Directed by US indie filmmaker Sean Durkin, it's an atmospheric piece wrapped in an overcast pall and characterised by static, locked-off shots, queasy slow zooms and a distinct lack of incidental score. Although part one burns rather too slowly for its own good – Durkin's stylistic approach initially feels cold and distancing – it subsequently exerts a powerful grip, as we find ourselves trapped within the tragic lives of these characters.

With obvious echoes of the Raoul Moat case, Southcliffe unfolds in a town with a strong Armed Forces presence, where machismo rules and emotions are suppressed. Grisoni explores the debilitating effects of war via Sean Harris' dead-eyed loner (an admittedly rather stereotypical character) and a conflicted young soldier (Joe Dempsie) just back from Afghanistan.

Reporting on the aftermath of the shootings, Rory Kinnear's cynical, embittered journalist – is there any other kind? - returns to his childhood home to confront, not only the grief, trauma and Little Englander hypocrisies of the locals, but his own unhappy past. He's also seeking neat explanations for an inexplicable event. Why, Grisoni asks, do these things happen? How do you make sense of the senseless?

His dialogue is spare, natural and convincing, and despite the harrowing subject matter, the violence isn't gratuitous: Durkin always places the killings off camera. Given that one of Grisoni's themes is media sensationalism of such tragedies, it's a wise and sensitive move.

The non-linear structure, in which the action frequently flashes back to show events from different perspectives, provides a sense of these characters being trapped in a vicious cycle. The daily reliability and innate Britishness of the shipping forecast is a recurring, gently sinister, motif. From the tortured couple played by Eddie Marsan and Shirley Henderson, to the self-destructive landlord played by Anatol Yusef, Grisoni tackles head on the various ways human beings deal with grief. The cast is uniformly outstanding, never once overplaying their roles.

If this all sounds unbearably sad, believe you me it is. But it never feels heavy-handed or worthy. This isn't a piece of pointless misery porn. It's a commendably sincere and sympathetic attempt to confront the unimaginable, while offering acute comment on the uglier side of British society. It's easy to be cynical and dismiss dramas of this nature as mere BAFTA bait. But Southcliffe is a major work, and quite easily the best British TV drama of the year so far.

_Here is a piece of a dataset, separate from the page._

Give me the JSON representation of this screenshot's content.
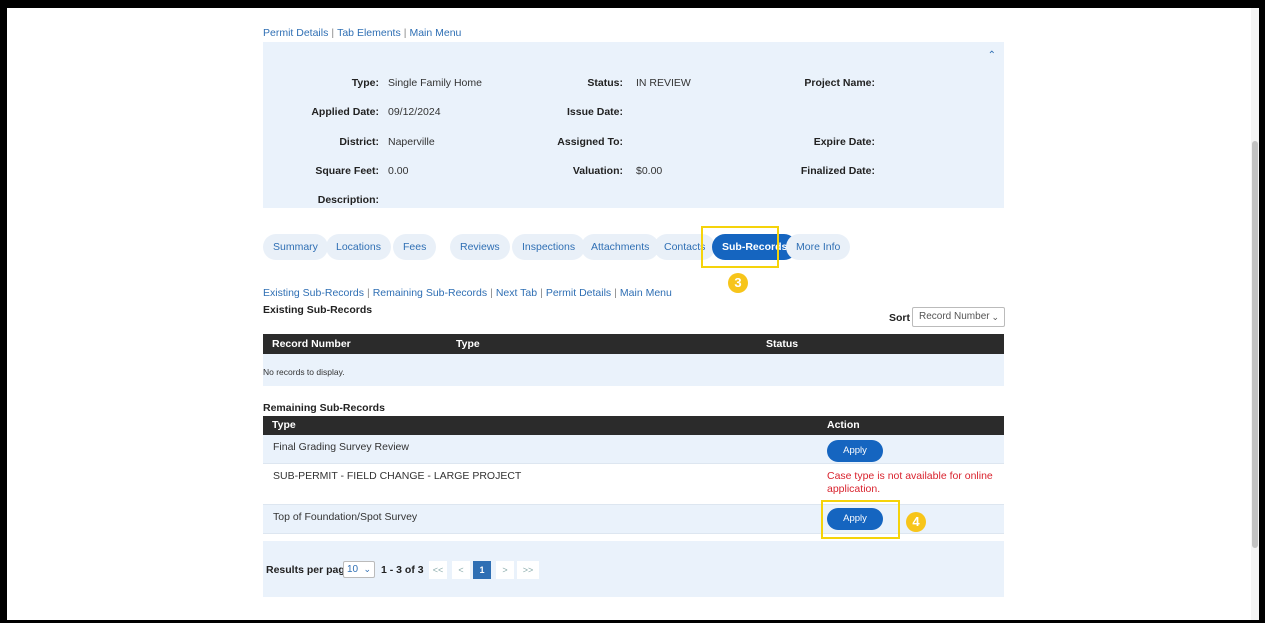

Laughter time! In STEVE COOGAN: STAND UP DOWN UNDER, the comedian takes his one-man show through Australia and New Zealand, while grumbling backstage about faulty microphones and the tedium of touring. And that's about it. While it's certainly interesting witnessing Coogan as himself – as expected, he comes across as a neurotic and occasionally truculent perfectionist, but essentially likeable – the repetitive nature of this self-produced documentary tends to wear thin.